Federation of Ontario Law Associations


What is one-judge case management?


The impetus for this pilot was a report of the Judiciary Committee of the American College of Trial Lawyers. The report, titled Working Smarter But Not Harder in Canada: the Development of a Unified Approach to Case Management in Civil Litigation, discussed the benefits of having the case management judge also preside at the trial of a matter.

The pilot includes the following features:
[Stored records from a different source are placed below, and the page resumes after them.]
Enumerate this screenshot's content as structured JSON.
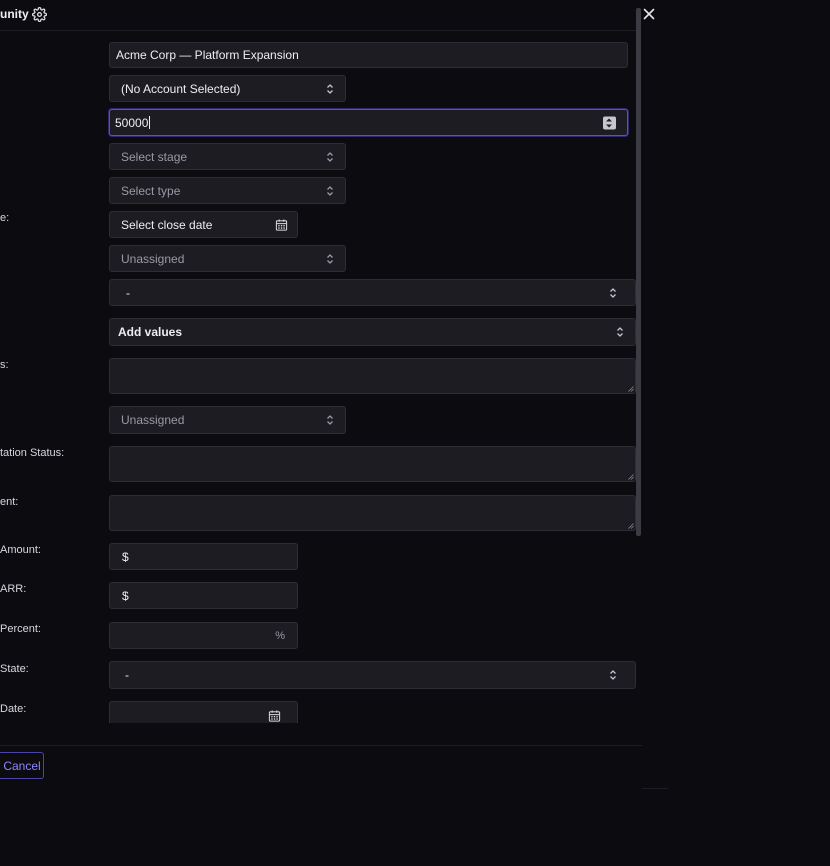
{
  "header": {
    "title": "unity"
  },
  "form": {
    "name_value": "Acme Corp — Platform Expansion",
    "account_value": "(No Account Selected)",
    "amount_value": "50000",
    "stage_placeholder": "Select stage",
    "type_placeholder": "Select type",
    "close_date_label": "e:",
    "close_date_placeholder": "Select close date",
    "owner_value": "Unassigned",
    "dash_select_1": "-",
    "add_values_label": "Add values",
    "notes_label": "s:",
    "assignee_value": "Unassigned",
    "implementation_status_label": "tation Status:",
    "ent_label": "ent:",
    "amount2_label": "Amount:",
    "amount2_prefix": "$",
    "arr_label": "ARR:",
    "arr_prefix": "$",
    "percent_label": "Percent:",
    "percent_suffix": "%",
    "state_label": "State:",
    "state_value": "-",
    "date_label": "Date:"
  },
  "footer": {
    "cancel_label": "Cancel"
  },
  "colors": {
    "accent": "#5b50c8",
    "cancel_text": "#8f86ff",
    "background": "#0b0b10",
    "field": "#1c1c22"
  }
}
  1. A judge that has been assigned to case-manage an action will preside over all pre-trial hearings, case management conferences, and the trial. This will allow the judge to become entirely familiar with the issues in the dispute. The only exception is for case conferences that are dedicated solely to settlement discussions; a different judge will preside over these case conferences in order to allow the parties to freely discuss the strengths and weaknesses of each party’s case and discuss the parties’ willingness to compromise their positions in an effort to find common ground.
  2. No formal interlocutory motions will be scheduled in cases assigned to the pilot without the approval of the case management judge. Instead, informal procedures will be used wherever possible to resolve interlocutory disputes, such as meetings with counsel and self-represented parties in the judge’s chambers or by teleconference. (Exception: motions for recusal would not require the approval of the case management judge.)
  3. At a relatively early stage of the proceeding, the case management judge will fix a trial date, or order a trial to be heard in a particular sitting of the court, and impose a schedule for completing necessary steps prior to trial. The trial date would be adjourned only in exceptional circumstances and would require the approval of the case management judge. For efficiency in the scheduling or conduct of the trial, the case management judge may make pre-trial orders concerning the admissibility of trial evidence.
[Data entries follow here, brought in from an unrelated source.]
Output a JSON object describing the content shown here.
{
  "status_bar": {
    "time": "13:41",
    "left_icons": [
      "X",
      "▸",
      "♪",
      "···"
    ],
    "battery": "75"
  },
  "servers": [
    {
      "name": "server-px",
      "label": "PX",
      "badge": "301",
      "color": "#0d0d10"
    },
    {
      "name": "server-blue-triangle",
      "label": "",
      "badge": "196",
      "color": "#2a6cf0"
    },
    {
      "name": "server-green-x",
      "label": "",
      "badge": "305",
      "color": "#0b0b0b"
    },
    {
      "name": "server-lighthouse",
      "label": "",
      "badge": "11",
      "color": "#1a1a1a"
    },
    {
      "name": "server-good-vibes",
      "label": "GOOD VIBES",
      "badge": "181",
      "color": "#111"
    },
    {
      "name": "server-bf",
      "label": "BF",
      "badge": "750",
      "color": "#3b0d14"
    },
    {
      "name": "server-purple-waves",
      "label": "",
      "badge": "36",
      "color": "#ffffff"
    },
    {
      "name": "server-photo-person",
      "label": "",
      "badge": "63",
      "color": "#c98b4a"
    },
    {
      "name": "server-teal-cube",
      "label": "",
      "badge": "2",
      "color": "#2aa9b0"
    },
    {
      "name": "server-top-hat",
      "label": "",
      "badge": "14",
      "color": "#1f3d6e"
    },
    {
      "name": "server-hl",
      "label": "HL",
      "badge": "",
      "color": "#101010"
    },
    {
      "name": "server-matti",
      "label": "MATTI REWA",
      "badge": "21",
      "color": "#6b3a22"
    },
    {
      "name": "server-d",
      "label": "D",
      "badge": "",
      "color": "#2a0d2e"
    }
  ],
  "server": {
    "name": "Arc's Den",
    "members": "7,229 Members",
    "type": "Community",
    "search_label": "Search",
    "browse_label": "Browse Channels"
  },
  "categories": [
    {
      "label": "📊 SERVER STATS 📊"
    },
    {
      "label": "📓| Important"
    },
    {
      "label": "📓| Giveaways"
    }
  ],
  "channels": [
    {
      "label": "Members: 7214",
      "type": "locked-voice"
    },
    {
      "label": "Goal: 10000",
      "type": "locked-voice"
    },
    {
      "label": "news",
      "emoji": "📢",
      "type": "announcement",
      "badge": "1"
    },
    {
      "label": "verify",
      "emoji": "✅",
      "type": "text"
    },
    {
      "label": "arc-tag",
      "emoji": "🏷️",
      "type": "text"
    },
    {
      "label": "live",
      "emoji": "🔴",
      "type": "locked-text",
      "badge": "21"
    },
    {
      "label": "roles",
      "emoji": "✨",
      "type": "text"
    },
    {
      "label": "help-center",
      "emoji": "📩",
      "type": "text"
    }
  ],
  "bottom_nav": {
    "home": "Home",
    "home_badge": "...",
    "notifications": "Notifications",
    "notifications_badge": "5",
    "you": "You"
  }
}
The expected benefits of one-judge case management are the faster and less costly resolution of civil disputes. The pilot will be evaluated after two years.

How can I get my case included in the pilot?


Inclusion in the pilot is at the discretion of the Regional Senior Judge or his or her designate. The extent to which the pilot is available in the region, including the number of actions admitted into the pilot, will depend on available judicial resources and local scheduling practices.

When determining whether to include a case in the pilot, similar to Rule 77, the Regional Senior Judge or his or her designate will take into consideration a variety of factors, including:

  • The complexity of the issues of fact or law
  • The importance to the public of the issues of fact or law
  • The number and type of parties or prospective parties, and whether they are represented
  • The number of proceedings involving the same or similar parties or causes of action
  • The amount of intervention by the court that the proceeding is likely to require
  • The time required for discovery, if applicable, and for preparation for trial or hearing
  • In the case of an action, the number of expert witnesses and other witnesses
  • The time required for the trial or hearing
  • Whether there has been substantial delay in the conduct of the proceeding.

Parties may apply to participate in the pilot by writing to the Regional Senior Judge or sending a completed application form (linked here in word and PDF below).